The sun was getting higher in the sky and the bog was feeling pretty steamy. As one who appreciates arctic weather this wasn’t exactly my cup of tea. But then a breeze started to whip up and some clouds overhead provided shade now and then. The change in weather also, probably coincidently, brought a few ants to the pitcher plant. For the first half an hour or so there were just a few and they seemed to have no trouble negotiating around the lip of the plant without falling in. I couldn’t tell exactly, but it looked as if they could get close enough to the liquid within the plant’s tube to retrieve some of the nectar. Interesting, I thought, these ants were seemingly capable of outwitting the carnivorous plant. Within an hour the plant was swarming with black ants. I looked at other pitcher plants and they were all doing business at a record clip. In another fifteen minutes the pitcher plants were so busy it looked like the mall on the day after Thanksgiving. I did see a few ants get knocked into the liquid by other ants, also reminiscent of black Friday shopping! It wondered if this is how they captured their prey, accidental drowning. It just didn’t seem plausible.
While all this was going on, I lost track of the weather. There was no heat to distract me so why would I be paying attention? And wouldn’t you know it, without warning the sky became very dark and a very fast and sudden downpour was upon the bog.
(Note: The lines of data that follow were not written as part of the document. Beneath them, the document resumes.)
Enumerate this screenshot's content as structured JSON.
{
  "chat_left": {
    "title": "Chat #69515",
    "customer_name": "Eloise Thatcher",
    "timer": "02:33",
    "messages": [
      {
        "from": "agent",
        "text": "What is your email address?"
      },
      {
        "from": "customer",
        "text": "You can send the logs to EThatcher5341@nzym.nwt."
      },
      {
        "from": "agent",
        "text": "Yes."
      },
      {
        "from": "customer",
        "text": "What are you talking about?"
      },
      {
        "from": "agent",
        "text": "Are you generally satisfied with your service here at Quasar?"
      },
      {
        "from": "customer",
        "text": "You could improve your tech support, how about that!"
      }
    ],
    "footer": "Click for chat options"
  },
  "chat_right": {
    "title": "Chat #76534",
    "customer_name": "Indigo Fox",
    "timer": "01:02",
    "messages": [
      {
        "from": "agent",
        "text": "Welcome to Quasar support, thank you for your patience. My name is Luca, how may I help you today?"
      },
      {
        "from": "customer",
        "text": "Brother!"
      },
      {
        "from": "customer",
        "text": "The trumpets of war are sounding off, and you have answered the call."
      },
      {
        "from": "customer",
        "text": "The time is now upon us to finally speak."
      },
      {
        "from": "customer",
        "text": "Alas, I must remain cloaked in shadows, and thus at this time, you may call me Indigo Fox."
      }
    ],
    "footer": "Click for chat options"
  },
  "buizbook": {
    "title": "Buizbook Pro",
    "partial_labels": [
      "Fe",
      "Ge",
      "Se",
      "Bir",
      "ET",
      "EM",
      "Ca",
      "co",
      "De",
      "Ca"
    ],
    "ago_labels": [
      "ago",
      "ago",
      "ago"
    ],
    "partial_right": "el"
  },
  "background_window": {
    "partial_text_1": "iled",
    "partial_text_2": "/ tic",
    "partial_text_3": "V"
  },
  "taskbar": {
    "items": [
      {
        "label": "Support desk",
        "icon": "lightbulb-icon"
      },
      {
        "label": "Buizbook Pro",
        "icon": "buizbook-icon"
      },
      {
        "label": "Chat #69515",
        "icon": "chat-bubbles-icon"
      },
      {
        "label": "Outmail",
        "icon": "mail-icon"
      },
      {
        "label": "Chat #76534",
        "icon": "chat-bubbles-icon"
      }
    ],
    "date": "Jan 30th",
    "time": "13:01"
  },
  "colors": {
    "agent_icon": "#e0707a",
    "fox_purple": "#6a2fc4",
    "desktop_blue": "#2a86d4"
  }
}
I was picking up my gear to head back to my truck when as fast as the rain shower started it stopped again. To make matters even stranger, the sun was out again almost immediately. I guess that’s why they call them sun showers.
I looked back at my pitcher plant. Holy smokes! The ants were slipping all over the place and sliding right into the vat of doom! Evidently the waxy surface on the brim of the leaf could be negotiated when it was dry, but when you added water the viscosity changed entirely and the ants scurrying around just couldn’t get or keep traction.
I watched the ants fall into the pitcher plant for a few minutes and noticed that the horde of ants was diminished. There was no where near as many ants at this point in time to slide into the slippery abyss. I wondered if they were reacting to the demise of their fellow ants. Somehow they had the capability to recognize the danger and move away after a few dozen ants slipped to their viscous demise.
The mystery solved I could now find my way back to my truck and amble towards home. There is absolutely no question that others had observed this phenomenon before me, but in those days, before the internet, sometimes self observation was faster than a day long trip to a decent library.
As I headed home in my old truck the soft springs bounced me up and down on the unimproved roads. It reminded me of the rolling, up and down, motion of the quaking bog. Perhaps I would stop for breakfast on the way home in a nearby village. I thought I might enjoy something that hadn’t been recently captured and dissolved. Pancakes with maple syrup sounded good!
Written for www.wildramblings.com in May 2009.